The first year of college can seem daunting. With a new environment, new community and new spaces to navigate it’s easy to feel overwhelmed. Here are five things you should know as a first year to help make the transition a little smoother.
- Your personal style may change, but so will you.
Growing up, I never really had a strong sense of my own style when it came to dressing, music taste, even my hobbies and interests. Often relying on internet trends and pulling inspiration from the girls in my high school (that frankly looked nothing like me), I never really tapped into and developed a personal style. Coming to Madison as a freshman, I blended in with the majority of the girls here. Skinny jeans, basic tops, and beat up Air Forces (my Black Card will remain untouched, thank you) were my go-to. Now this would be fine if I truly liked that aesthetic, but in reality, I just wanted to blend in, and my lack of self-assuredness manifested in the clothes I wore. Nevertheless, like most things in life, good things take time. I now enjoy taking risks with outfits, pairing unlikely patterns and putting together unique silhouettes that freshman year me wouldn’t have ever dreamed of but it’s important to note that, parallel to my outward evolution, college has afforded me the opportunity to look inward just as much. Being away from home and the influences that accompany it, I have had the opportunity to think for myself and develop my own beliefs and views both on the world and myself. It’s safe to say my confidence has skyrocketed, as I now truly know who I am, what I like, and what I put forth into the world. Compliments on my outfits come occasionally, and while I make sure to smile and say thank you, I always give myself a high-five on the inside, because I know that the way I dress now is a manifestation of the internal work and development in my own self-image and confidence.
- College really isn’t about academics
Sure, it’s important to stay on top of your schoolwork and get the best grades you can. Sure, you’re here to get a degree or two, maybe a certificate, and head out into the “real world” in four years, give or take. And sure, school may seem to run your life while you are here, with late nights at College Library cramming for exams and catching up on weeks’ worth of schoolwork. However, you will soon learn that college is so much more than academics. It’s obvious that learning will happen inside the classroom, but the lessons that you learn outside of it are just as, if not more important. In this college bubble, you learn so many things. You learn discernment in who to let into your life. You see the best and worst in people. You learn the difference between relationships that stem from proximity and those that stem from genuine interest. You learn to advocate for yourself in any situation life throws at you. You learn to appreciate people for who they are to you in your life for the moments they are meant to be there and learn to say farewell with grace when their season ends. Most importantly, you learn who you are. You learn to nurture and appreciate your holistic self, as you navigate some of the most challenging yet beautiful years of your life.
- Cooking really isn’t that hard
When I moved into my first apartment off-campus, I was a bit concerned when I thought about just how often I was going to have to feed myself.

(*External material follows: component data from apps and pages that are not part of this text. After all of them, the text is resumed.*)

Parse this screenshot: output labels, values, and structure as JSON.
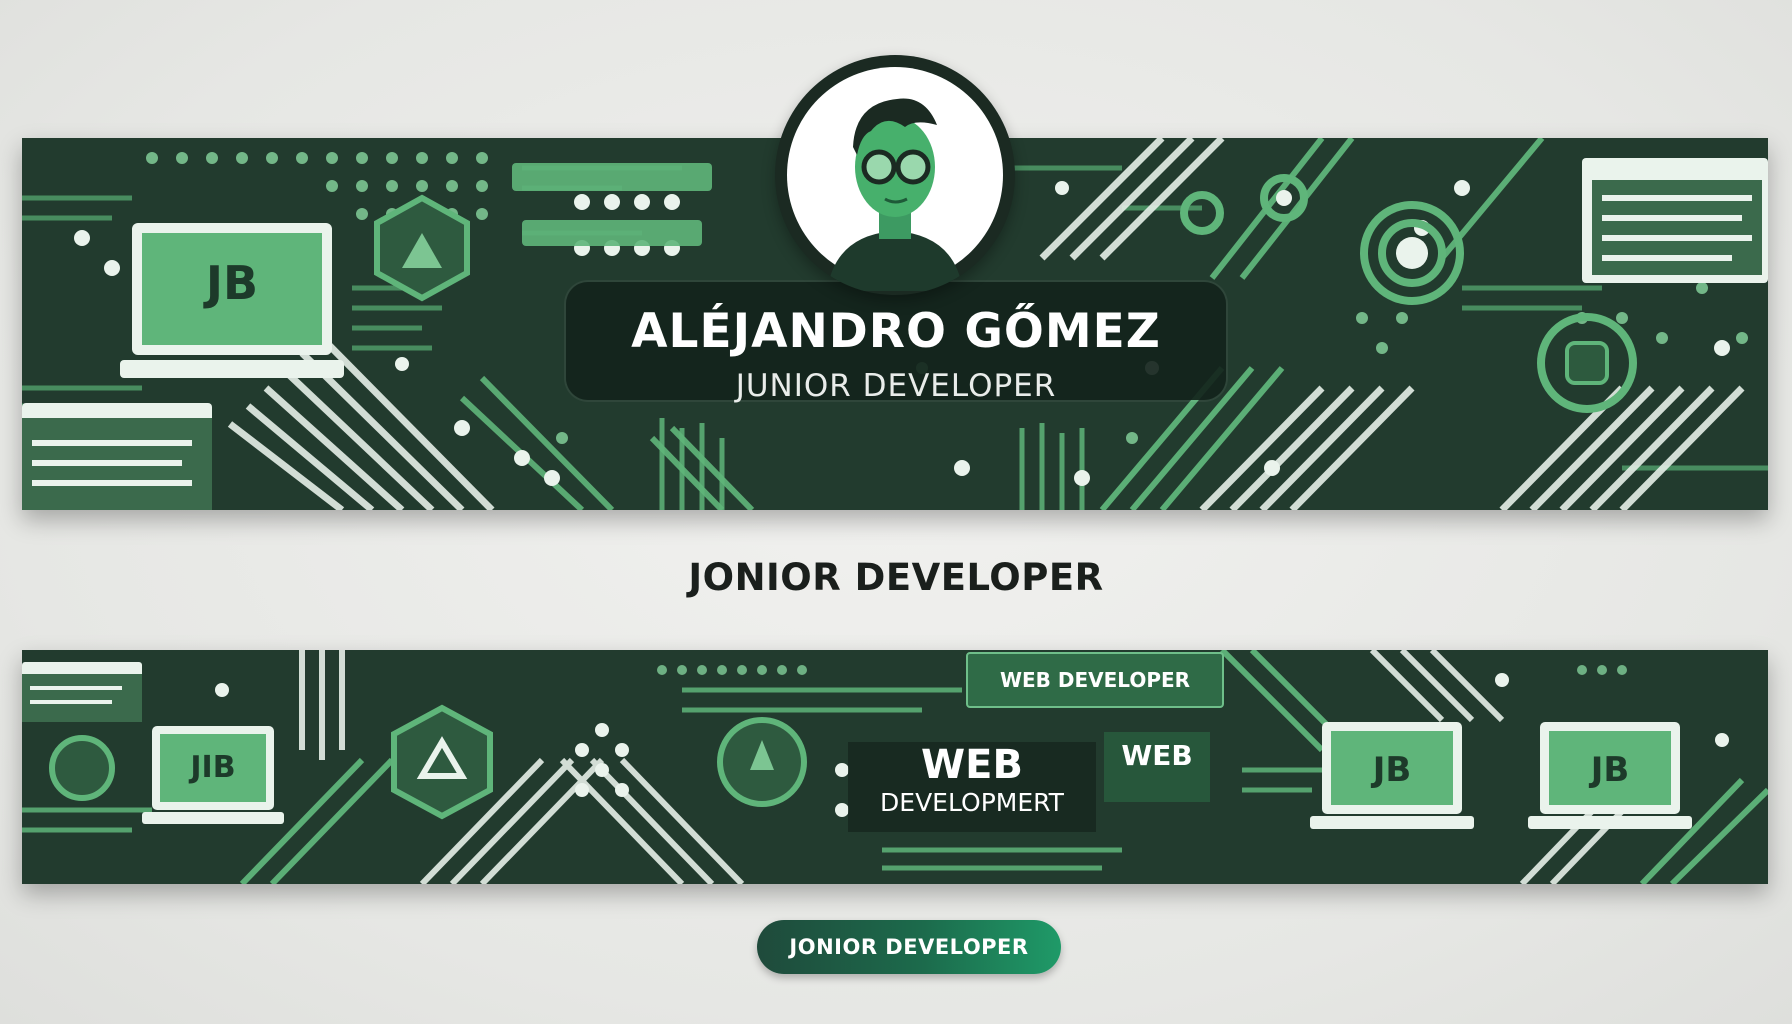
{
  "profile": {
    "name": "ALÉJANDRO GŐMEZ",
    "role": "JUNIOR DEVELOPER"
  },
  "top_banner": {
    "laptop_monogram": "JB"
  },
  "caption": "JONIOR DEVELOPER",
  "bottom_banner": {
    "web_developer_label": "WEB DEVELOPER",
    "web_label": "WEB",
    "web_development_line1": "WEB",
    "web_development_line2": "DEVELOPMERT",
    "laptop_monograms": [
      "JIB",
      "JB",
      "JB"
    ]
  },
  "pill_button": "JONIOR DEVELOPER",
  "colors": {
    "banner_dark": "#223b2e",
    "circuit_green": "#5fb57a",
    "circuit_light": "#e8f2ea",
    "pill_gradient_end": "#1f9a68"
  }
}
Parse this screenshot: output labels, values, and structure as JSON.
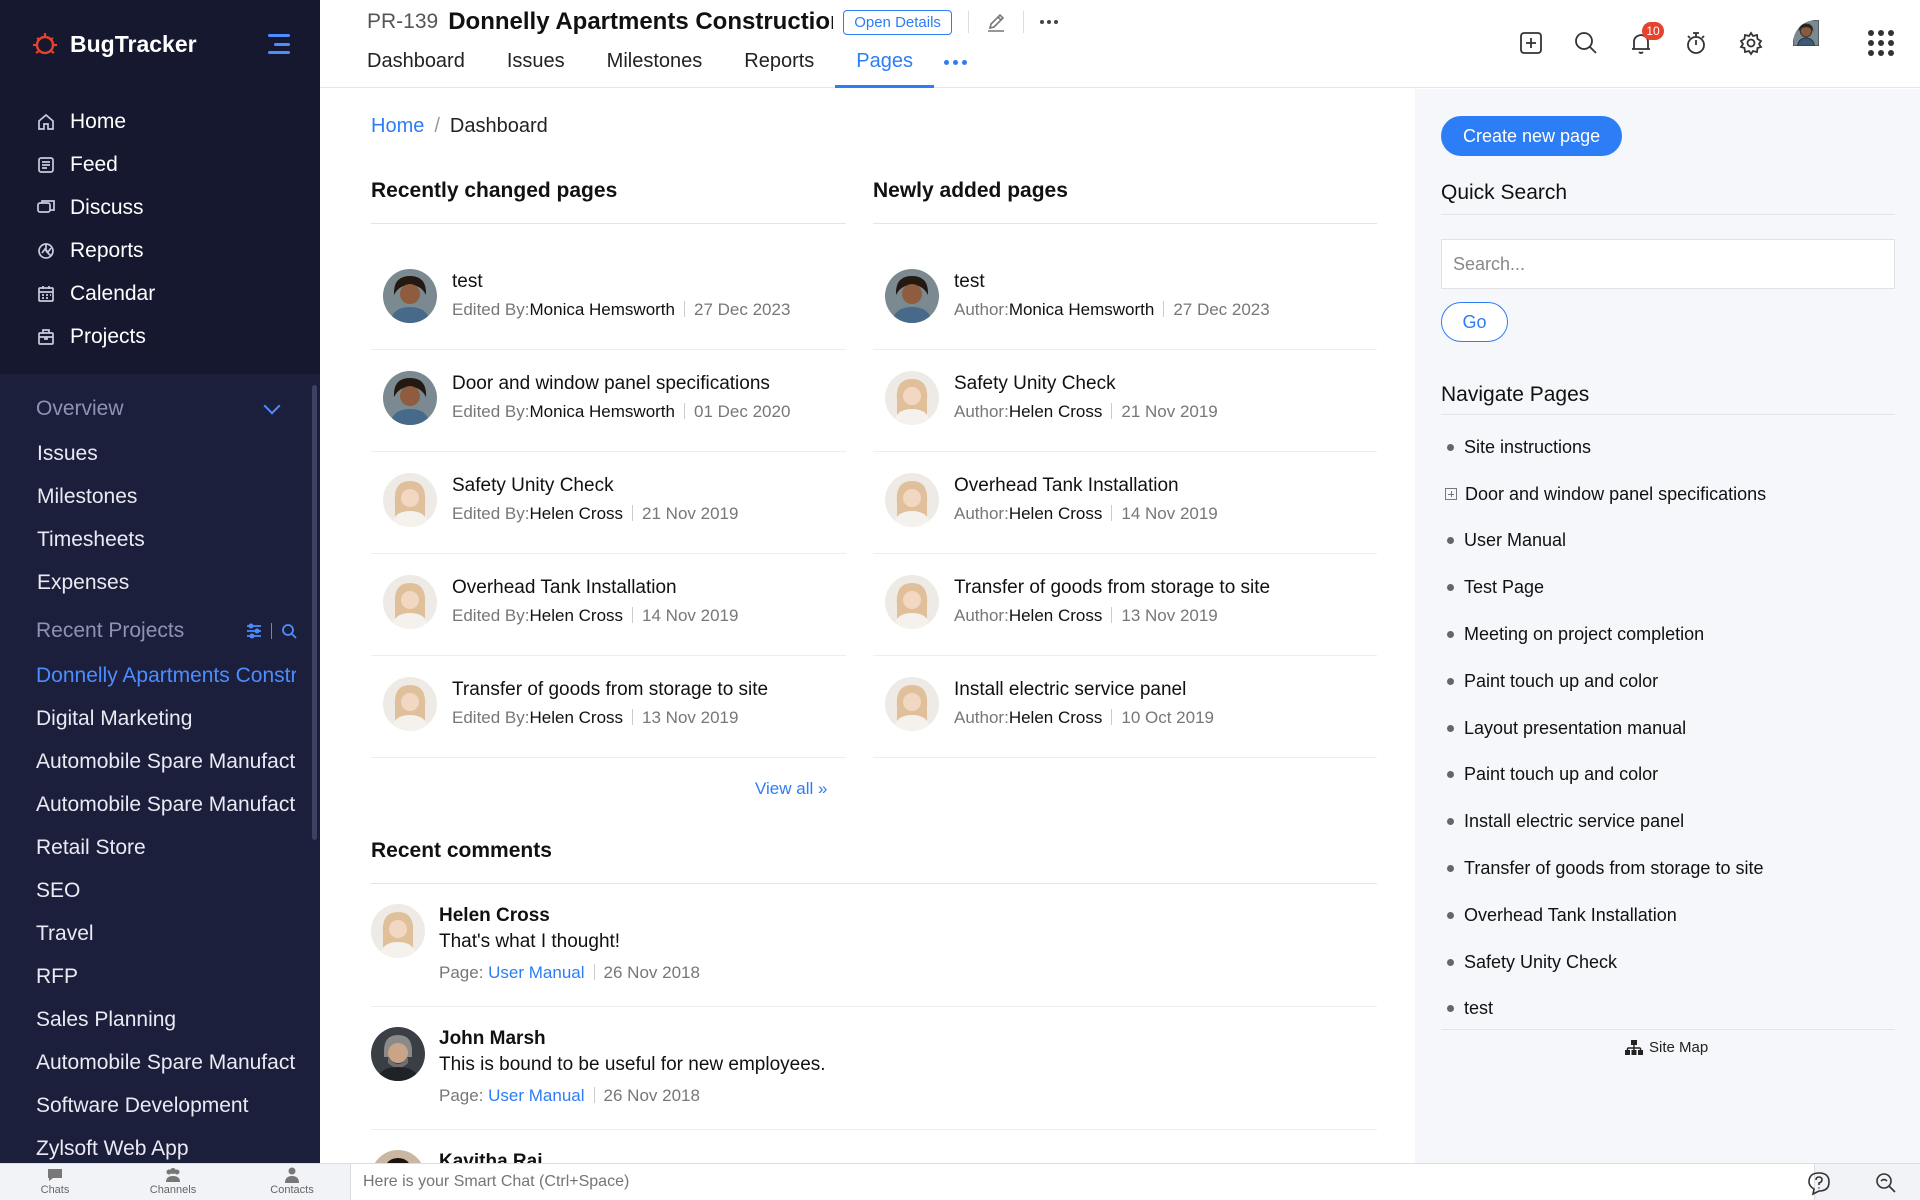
{
  "app": {
    "name": "BugTracker"
  },
  "sidebar": {
    "main_items": [
      {
        "label": "Home",
        "icon": "home-icon"
      },
      {
        "label": "Feed",
        "icon": "feed-icon"
      },
      {
        "label": "Discuss",
        "icon": "discuss-icon"
      },
      {
        "label": "Reports",
        "icon": "reports-icon"
      },
      {
        "label": "Calendar",
        "icon": "calendar-icon"
      },
      {
        "label": "Projects",
        "icon": "projects-icon"
      }
    ],
    "overview_label": "Overview",
    "overview_items": [
      "Issues",
      "Milestones",
      "Timesheets",
      "Expenses"
    ],
    "recent_projects_label": "Recent Projects",
    "recent_projects": [
      "Donnelly Apartments Construction",
      "Digital Marketing",
      "Automobile Spare Manufacturing",
      "Automobile Spare Manufacturing",
      "Retail Store",
      "SEO",
      "Travel",
      "RFP",
      "Sales Planning",
      "Automobile Spare Manufacturing",
      "Software Development",
      "Zylsoft Web App"
    ]
  },
  "header": {
    "project_id": "PR-139",
    "project_name": "Donnelly Apartments Construction",
    "open_details_label": "Open Details",
    "tabs": [
      "Dashboard",
      "Issues",
      "Milestones",
      "Reports",
      "Pages"
    ],
    "active_tab": "Pages",
    "notification_count": "10"
  },
  "breadcrumb": {
    "home": "Home",
    "current": "Dashboard"
  },
  "recently_changed": {
    "title": "Recently changed pages",
    "meta_prefix": "Edited By:",
    "items": [
      {
        "title": "test",
        "user": "Monica Hemsworth",
        "date": "27 Dec 2023",
        "avatar": "monica"
      },
      {
        "title": "Door and window panel specifications",
        "user": "Monica Hemsworth",
        "date": "01 Dec 2020",
        "avatar": "monica"
      },
      {
        "title": "Safety Unity Check",
        "user": "Helen Cross",
        "date": "21 Nov 2019",
        "avatar": "helen"
      },
      {
        "title": "Overhead Tank Installation",
        "user": "Helen Cross",
        "date": "14 Nov 2019",
        "avatar": "helen"
      },
      {
        "title": "Transfer of goods from storage to site",
        "user": "Helen Cross",
        "date": "13 Nov 2019",
        "avatar": "helen"
      }
    ],
    "view_all": "View all »"
  },
  "newly_added": {
    "title": "Newly added pages",
    "meta_prefix": "Author:",
    "items": [
      {
        "title": "test",
        "user": "Monica Hemsworth",
        "date": "27 Dec 2023",
        "avatar": "monica"
      },
      {
        "title": "Safety Unity Check",
        "user": "Helen Cross",
        "date": "21 Nov 2019",
        "avatar": "helen"
      },
      {
        "title": "Overhead Tank Installation",
        "user": "Helen Cross",
        "date": "14 Nov 2019",
        "avatar": "helen"
      },
      {
        "title": "Transfer of goods from storage to site",
        "user": "Helen Cross",
        "date": "13 Nov 2019",
        "avatar": "helen"
      },
      {
        "title": "Install electric service panel",
        "user": "Helen Cross",
        "date": "10 Oct 2019",
        "avatar": "helen"
      }
    ]
  },
  "recent_comments": {
    "title": "Recent comments",
    "page_prefix": "Page: ",
    "items": [
      {
        "name": "Helen Cross",
        "text": "That's what I thought!",
        "page": "User Manual",
        "date": "26 Nov 2018",
        "avatar": "helen"
      },
      {
        "name": "John Marsh",
        "text": "This is bound to be useful for new employees.",
        "page": "User Manual",
        "date": "26 Nov 2018",
        "avatar": "john"
      },
      {
        "name": "Kavitha Raj",
        "text": "",
        "page": "",
        "date": "",
        "avatar": "kavitha"
      }
    ]
  },
  "right_panel": {
    "create_button": "Create new page",
    "quick_search_title": "Quick Search",
    "search_placeholder": "Search...",
    "go_button": "Go",
    "navigate_title": "Navigate Pages",
    "nav_pages": [
      {
        "label": "Site instructions",
        "marker": "dot"
      },
      {
        "label": "Door and window panel specifications",
        "marker": "plus"
      },
      {
        "label": "User Manual",
        "marker": "dot"
      },
      {
        "label": "Test Page",
        "marker": "dot"
      },
      {
        "label": "Meeting on project completion",
        "marker": "dot"
      },
      {
        "label": "Paint touch up and color",
        "marker": "dot"
      },
      {
        "label": "Layout presentation manual",
        "marker": "dot"
      },
      {
        "label": "Paint touch up and color",
        "marker": "dot"
      },
      {
        "label": "Install electric service panel",
        "marker": "dot"
      },
      {
        "label": "Transfer of goods from storage to site",
        "marker": "dot"
      },
      {
        "label": "Overhead Tank Installation",
        "marker": "dot"
      },
      {
        "label": "Safety Unity Check",
        "marker": "dot"
      },
      {
        "label": "test",
        "marker": "dot"
      }
    ],
    "site_map": "Site Map"
  },
  "bottom_bar": {
    "tabs": [
      "Chats",
      "Channels",
      "Contacts"
    ],
    "smart_chat_placeholder": "Here is your Smart Chat (Ctrl+Space)"
  },
  "colors": {
    "accent": "#2d7df6",
    "sidebar_bg": "#1c1f3b",
    "sidebar_top_bg": "#15182f",
    "badge": "#e8412c"
  }
}
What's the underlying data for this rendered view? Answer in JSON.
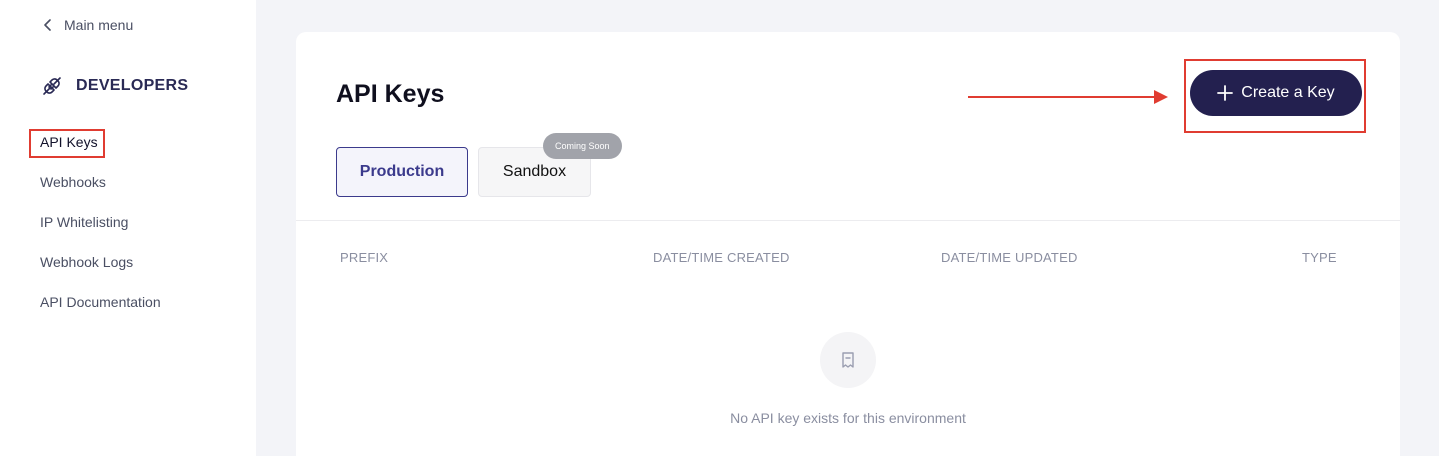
{
  "sidebar": {
    "back_label": "Main menu",
    "section_title": "DEVELOPERS",
    "items": [
      {
        "label": "API Keys"
      },
      {
        "label": "Webhooks"
      },
      {
        "label": "IP Whitelisting"
      },
      {
        "label": "Webhook Logs"
      },
      {
        "label": "API Documentation"
      }
    ]
  },
  "main": {
    "title": "API Keys",
    "create_button_label": "Create a Key",
    "tabs": [
      {
        "label": "Production"
      },
      {
        "label": "Sandbox"
      }
    ],
    "sandbox_badge": "Coming Soon",
    "table": {
      "columns": [
        "PREFIX",
        "DATE/TIME CREATED",
        "DATE/TIME UPDATED",
        "TYPE"
      ]
    },
    "empty_message": "No API key exists for this environment"
  },
  "colors": {
    "accent": "#23204f",
    "tab_active": "#3b3a8c",
    "annotation": "#e03c31",
    "background": "#f3f4f8"
  },
  "icons": {
    "back": "chevron-left-icon",
    "section": "plug-icon",
    "create": "plus-icon",
    "empty": "document-icon"
  }
}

After getting used to walking to the dining hall for all my meals, I knew I was kind of in a pickle. Now don’t get me wrong, I knew my way around the kitchen to an extent. I could scramble an egg, sauté a veggie and even bake a few treats here and there. But, other than that, I was screwed. However, I am here today to offer my testimony that it in fact does get better. Baking salmon is the same as baking a cookie. A salad is practically veggie cereal, and actual cereal can be a meal any time of day. Anything can be a pasta dish if you try hard enough, and breakfast for dinner is always a respectable option. As long as you have salt, pepper, garlic powder, and onion powder, your food will always taste acceptable at the very least. Oh, and never underestimate the power of leftovers. You’ll be fine. Trust me.
- Trusting your gut is a MUST
Coming to college offers a plethora of opportunities and new experiences. Whether a party at a random house, a kickback at your roommate’s friend’s lab partner’s crib or anything like it, there will always be something to do and somewhere to go. That’s when trusting your intuition becomes vital! Thrusting yourself into the unknown in the name of spontaneity and adventure is admirable and quite understandable, but it is important to stay vigilant of your surroundings and trust the red flags when you see them. Trust me, missing one party because something told you to stay home is worth any potential harm to you and your friends. The FOMO will pass, I swear. Basically, #yolo, and because #yolo, you have to make decisions that keep in mind that #yolo and make sure that the life that #yolo is a full one with minimal trauma and horror stories.
- A mile walk isn’t that bad
This one is pretty self-explanatory, but after walking 0.7 miles to one class, just to turn around and walk 0.9 miles to the next, suddenly that 20-minute walk to your favorite restaurant seems more than reasonable. Madison is a true walking city, and we have no choice but to get used to it. While you may have cringed at the idea of walking a mile ANYWHERE before you came to college, you will soon learn that it’s truly light work. Trust me, your calves will thank you 20 years from now.